    The Lodi TravelCenters of America truck stop is near Cleveland on I-71 and I-76 at Route 224, Exit 209.

    Additional information is available at


    A NEW LAW in Pennsylvania requires all vehicles to turn on their headlights when in a work zone or risk a $25 fine. County maintenance departments are posting signs to remind drivers to use headlights.

    FANS AND OWNERS of the now-discontinued Marmon trucks will come together in Anna, Texas, April 18-19 at the annual Marmon Truck Gathering. For more information about the show, see, call 972-924-4204 or e-mail [email protected].

    AN OWNER-OPERATOR has lost his six-year legal battle to force his former carrier to classify him as an employee instead of an independent contractor. Tobias Renteria had sued K&R Transportation for damages and restitution after he was no longer leased to the California-based company.

    A NEW CLASS of engines hit the street six months ago when tighter emissions regulations forced the introduction of new technologies. Read about the new engines and how truck makers are accommodating them in’s MONTHLY FOCUS.

    KENTUCKY will end tolls on its Daniel Boone and Louie B. Nunn Cumberland parkways because of recently approved federal funding, says the state. After the tolls are eliminated, only the Audubon and the William H. Natcher parkways will remain toll roads in the state. No timeline was given for the tolls’ elimination.

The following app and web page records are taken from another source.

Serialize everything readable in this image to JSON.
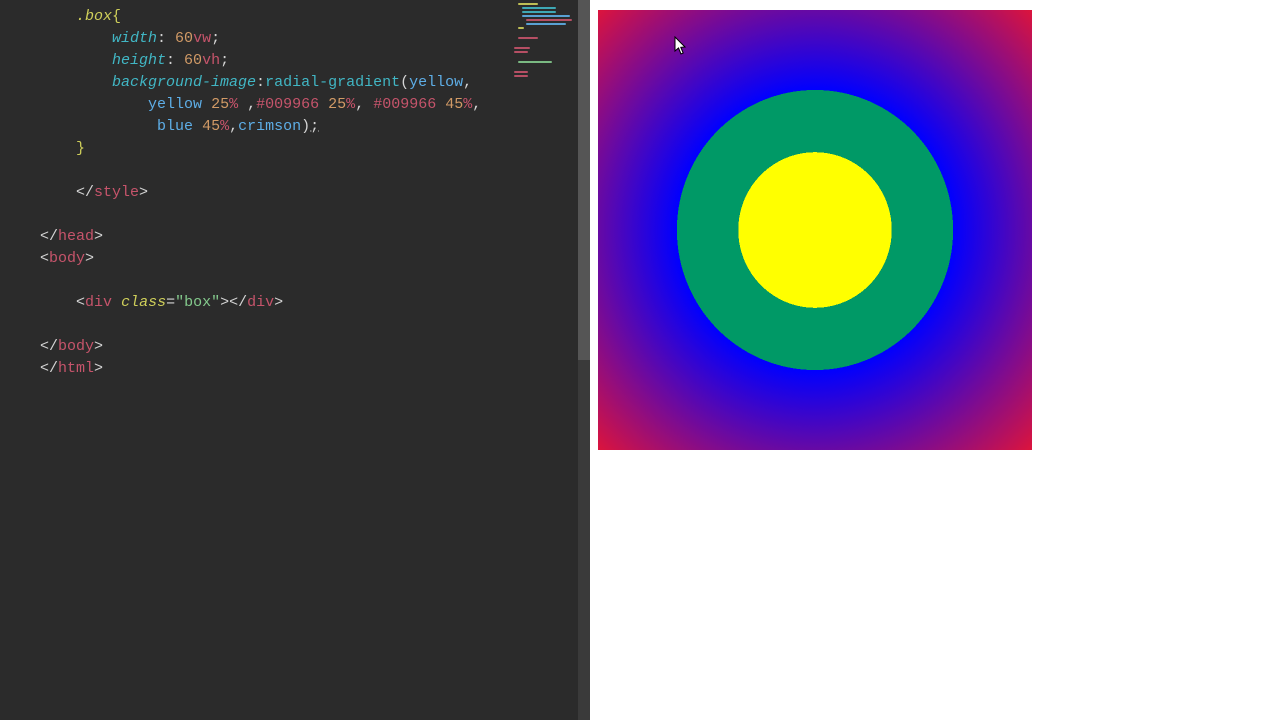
{
  "code": {
    "selector": ".box",
    "open_brace": "{",
    "width_prop": "width",
    "width_num": "60",
    "width_unit": "vw",
    "height_prop": "height",
    "height_num": "60",
    "height_unit": "vh",
    "bg_prop": "background-image",
    "fn_name": "radial-gradient",
    "c_yellow": "yellow",
    "p25": "25",
    "pct": "%",
    "c_green": "#009966",
    "p45": "45",
    "c_blue": "blue",
    "c_crimson": "crimson",
    "close_brace": "}",
    "end_style": "style",
    "end_head": "head",
    "body_tag": "body",
    "div_tag": "div",
    "class_attr": "class",
    "class_val": "\"box\"",
    "html_tag": "html"
  },
  "gradient": {
    "stops": "yellow, yellow 25%, #009966 25%, #009966 45%, blue 45%, crimson"
  }
}
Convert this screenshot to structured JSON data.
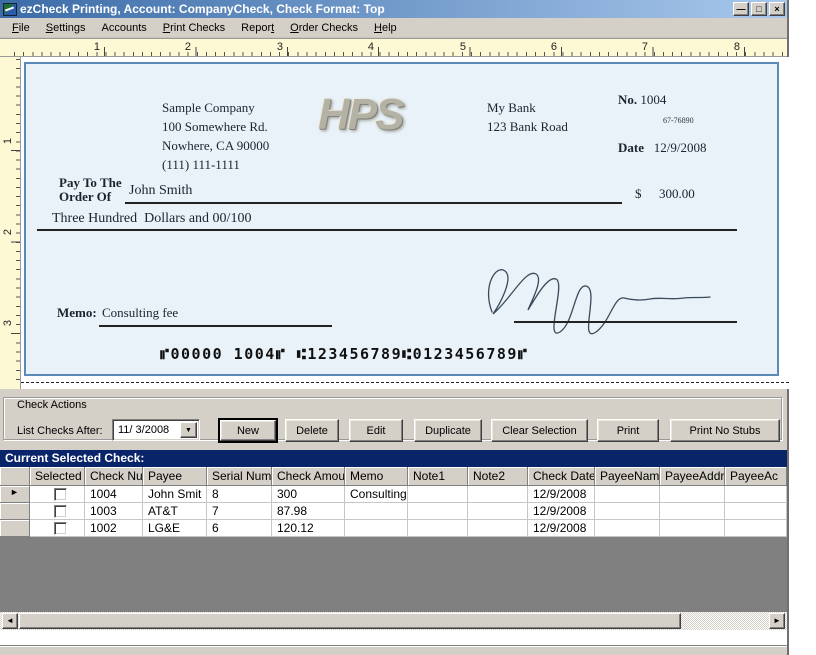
{
  "window": {
    "title": "ezCheck Printing, Account: CompanyCheck, Check Format: Top"
  },
  "icons": {
    "minimize": "—",
    "restore": "□",
    "close": "×",
    "dropdown": "▼",
    "row_marker": "►",
    "scroll_left": "◄",
    "scroll_right": "►"
  },
  "menu": {
    "items": [
      {
        "pre": "",
        "u": "F",
        "post": "ile"
      },
      {
        "pre": "",
        "u": "S",
        "post": "ettings"
      },
      {
        "pre": "Accounts",
        "u": "",
        "post": ""
      },
      {
        "pre": "",
        "u": "P",
        "post": "rint Checks"
      },
      {
        "pre": "Repor",
        "u": "t",
        "post": ""
      },
      {
        "pre": "",
        "u": "O",
        "post": "rder Checks"
      },
      {
        "pre": "",
        "u": "H",
        "post": "elp"
      }
    ]
  },
  "ruler": {
    "h": [
      "1",
      "2",
      "3",
      "4",
      "5",
      "6",
      "7",
      "8"
    ],
    "v": [
      "1",
      "2",
      "3"
    ]
  },
  "check": {
    "company": {
      "name": "Sample Company",
      "address1": "100 Somewhere Rd.",
      "address2": "Nowhere, CA 90000",
      "phone": "(111) 111-1111"
    },
    "logo": "HPS",
    "bank": {
      "name": "My Bank",
      "address": "123 Bank Road"
    },
    "no_label": "No.",
    "no_value": "1004",
    "fraction": "67-76890",
    "date_label": "Date",
    "date_value": "12/9/2008",
    "payto_label1": "Pay To The",
    "payto_label2": "Order Of",
    "payee": "John Smith",
    "dollar_sign": "$",
    "amount": "300.00",
    "amount_words": "Three Hundred  Dollars and 00/100",
    "memo_label": "Memo:",
    "memo_value": "Consulting fee",
    "micr": "⑈00000 1004⑈ ⑆123456789⑆0123456789⑈"
  },
  "actions": {
    "group_title": "Check Actions",
    "list_label": "List Checks After:",
    "date_value": "11/ 3/2008",
    "buttons": [
      "New",
      "Delete",
      "Edit",
      "Duplicate",
      "Clear Selection",
      "Print",
      "Print No Stubs"
    ]
  },
  "grid": {
    "title": "Current Selected Check:",
    "columns": [
      "Selected",
      "Check Nu",
      "Payee",
      "Serial Num",
      "Check Amount",
      "Memo",
      "Note1",
      "Note2",
      "Check Date",
      "PayeeName",
      "PayeeAddre",
      "PayeeAc"
    ],
    "rows": [
      {
        "no": "1004",
        "payee": "John Smit",
        "serial": "8",
        "amount": "300",
        "memo": "Consulting",
        "note1": "",
        "note2": "",
        "date": "12/9/2008",
        "pname": "",
        "paddr": "",
        "pac": ""
      },
      {
        "no": "1003",
        "payee": "AT&T",
        "serial": "7",
        "amount": "87.98",
        "memo": "",
        "note1": "",
        "note2": "",
        "date": "12/9/2008",
        "pname": "",
        "paddr": "",
        "pac": ""
      },
      {
        "no": "1002",
        "payee": "LG&E",
        "serial": "6",
        "amount": "120.12",
        "memo": "",
        "note1": "",
        "note2": "",
        "date": "12/9/2008",
        "pname": "",
        "paddr": "",
        "pac": ""
      }
    ]
  },
  "colors": {
    "titlebar_left": "#3c6ca8",
    "titlebar_right": "#a8c8ec",
    "navy_bar": "#0a246a",
    "chrome": "#d4d0c8",
    "check_bg": "#e9f2f9",
    "check_border": "#5b8ab8",
    "ruler_bg": "#fcf9d4",
    "grid_fill": "#808080"
  }
}
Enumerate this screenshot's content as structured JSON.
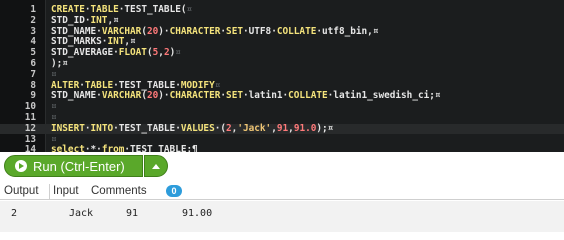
{
  "editor": {
    "lines": [
      {
        "num": "1",
        "tokens": [
          {
            "t": "CREATE",
            "c": "kw"
          },
          {
            "t": "·"
          },
          {
            "t": "TABLE",
            "c": "kw"
          },
          {
            "t": "·TEST_TABLE("
          },
          {
            "t": "¤",
            "c": "inv"
          }
        ]
      },
      {
        "num": "2",
        "tokens": [
          {
            "t": "STD_ID·"
          },
          {
            "t": "INT",
            "c": "kw"
          },
          {
            "t": ",¤"
          }
        ]
      },
      {
        "num": "3",
        "tokens": [
          {
            "t": "STD_NAME·"
          },
          {
            "t": "VARCHAR",
            "c": "kw"
          },
          {
            "t": "("
          },
          {
            "t": "20",
            "c": "num"
          },
          {
            "t": ")·"
          },
          {
            "t": "CHARACTER",
            "c": "kw"
          },
          {
            "t": "·"
          },
          {
            "t": "SET",
            "c": "kw"
          },
          {
            "t": "·UTF8·"
          },
          {
            "t": "COLLATE",
            "c": "kw"
          },
          {
            "t": "·utf8_bin,¤"
          }
        ]
      },
      {
        "num": "4",
        "tokens": [
          {
            "t": "STD_MARKS·"
          },
          {
            "t": "INT",
            "c": "kw"
          },
          {
            "t": ",¤"
          }
        ]
      },
      {
        "num": "5",
        "tokens": [
          {
            "t": "STD_AVERAGE·"
          },
          {
            "t": "FLOAT",
            "c": "kw"
          },
          {
            "t": "("
          },
          {
            "t": "5",
            "c": "num"
          },
          {
            "t": ","
          },
          {
            "t": "2",
            "c": "num"
          },
          {
            "t": ")"
          },
          {
            "t": "¤",
            "c": "inv"
          }
        ]
      },
      {
        "num": "6",
        "tokens": [
          {
            "t": ");¤"
          }
        ]
      },
      {
        "num": "7",
        "tokens": [
          {
            "t": "¤",
            "c": "inv"
          }
        ]
      },
      {
        "num": "8",
        "tokens": [
          {
            "t": "ALTER",
            "c": "kw"
          },
          {
            "t": "·"
          },
          {
            "t": "TABLE",
            "c": "kw"
          },
          {
            "t": "·TEST_TABLE·"
          },
          {
            "t": "MODIFY",
            "c": "kw"
          },
          {
            "t": "¤",
            "c": "inv"
          }
        ]
      },
      {
        "num": "9",
        "tokens": [
          {
            "t": "STD_NAME·"
          },
          {
            "t": "VARCHAR",
            "c": "kw"
          },
          {
            "t": "("
          },
          {
            "t": "20",
            "c": "num"
          },
          {
            "t": ")·"
          },
          {
            "t": "CHARACTER",
            "c": "kw"
          },
          {
            "t": "·"
          },
          {
            "t": "SET",
            "c": "kw"
          },
          {
            "t": "·latin1·"
          },
          {
            "t": "COLLATE",
            "c": "kw"
          },
          {
            "t": "·latin1_swedish_ci;¤"
          }
        ]
      },
      {
        "num": "10",
        "tokens": [
          {
            "t": "¤",
            "c": "inv"
          }
        ]
      },
      {
        "num": "11",
        "tokens": [
          {
            "t": "¤",
            "c": "inv"
          }
        ]
      },
      {
        "num": "12",
        "tokens": [
          {
            "t": "INSERT",
            "c": "kw"
          },
          {
            "t": "·"
          },
          {
            "t": "INTO",
            "c": "kw"
          },
          {
            "t": "·TEST_TABLE·"
          },
          {
            "t": "VALUES",
            "c": "kw"
          },
          {
            "t": "·("
          },
          {
            "t": "2",
            "c": "num"
          },
          {
            "t": ","
          },
          {
            "t": "'Jack'",
            "c": "str"
          },
          {
            "t": ","
          },
          {
            "t": "91",
            "c": "num"
          },
          {
            "t": ","
          },
          {
            "t": "91.0",
            "c": "num"
          },
          {
            "t": ");¤"
          }
        ]
      },
      {
        "num": "13",
        "tokens": [
          {
            "t": "¤",
            "c": "inv"
          }
        ]
      },
      {
        "num": "14",
        "tokens": [
          {
            "t": "select",
            "c": "kw"
          },
          {
            "t": "·*·"
          },
          {
            "t": "from",
            "c": "kw"
          },
          {
            "t": "·TEST_TABLE;¶"
          }
        ]
      }
    ],
    "active_line": 12
  },
  "run_button": {
    "label": "Run (Ctrl-Enter)"
  },
  "tabs": {
    "output": "Output",
    "input": "Input",
    "comments": "Comments",
    "comments_count": "0"
  },
  "output": {
    "row": [
      "2",
      "Jack",
      "91",
      "91.00"
    ]
  },
  "colors": {
    "run_green": "#5aa82a",
    "badge_blue": "#2d9cdb",
    "editor_bg": "#1b1d1e",
    "keyword": "#f4e37c"
  },
  "icons": {
    "run": "play-circle-icon",
    "dropdown": "chevron-up-icon"
  }
}
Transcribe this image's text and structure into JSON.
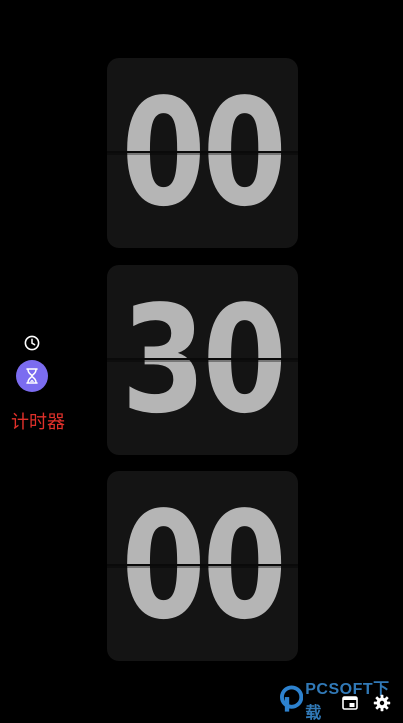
{
  "timer": {
    "hours": "00",
    "minutes": "30",
    "seconds": "00"
  },
  "sidebar": {
    "clock_icon": "clock-icon",
    "timer_icon": "hourglass-icon",
    "active_label": "计时器",
    "accent_color": "#7b6cf0",
    "label_color": "#e0302a"
  },
  "watermark": {
    "text": "PCSOFT下载"
  },
  "bottom_bar": {
    "lock_icon": "lock-window-icon",
    "settings_icon": "gear-icon"
  }
}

    THE PENNSYLVANIA Turnpike Commission has implemented a defibrillation program to assist heart attack victims at all of its 21 service plazas and three administration offices. The comprehensive automated external defibrillation program includes training for key personnel at each location as well as public access to the defibrillators.

    TEXAS LEGISLATORS may raise diesel taxes, auto inspection fees and auto purchase taxes in an effort to curb diesel emissions, the Fort Worth Star Telegram reports. Several plans are making their way through the Texas Legislature, including one that would increase diesel taxes by 5 cents.

    A PROPOSED LAW introduced in Congress last month would allow individuals and states to use consumer protection laws against dishonest interstate movers. U.S. Rep. Thomas Petri, R-Wis., proposed the legislation because state courts say they lack jurisdiction over interstate movers. Household goods carriers were sent a strong message by the federal government when 16 Florida household goods carriers and 74 individuals were indicted last month for engaging in illegal moving schemes.

    FOUR-WHEELERS went under the microscope last month at a National Transportation Safety Board meeting. The NTSB held a public hearing on medical oversight of non-commercial drivers and studied fatal accidents that involved drivers with potentially impairing medical conditions. The hearing looked at medical conditions that might affect an individual’s ability to drive and state oversight of licensed drivers. Details of the hearing can be found on

    VIRGINIA OFFICIALS are evaluating two plans to improve I-81 – one of which would raise truck tolls to 27.4 cents per mile, or $87 for the 325-mile route, by 2009. Another plan would share the toll costs with motorists, but would restrict truckers to two lanes. Further review is expected before a plan is picked for implementation this fall.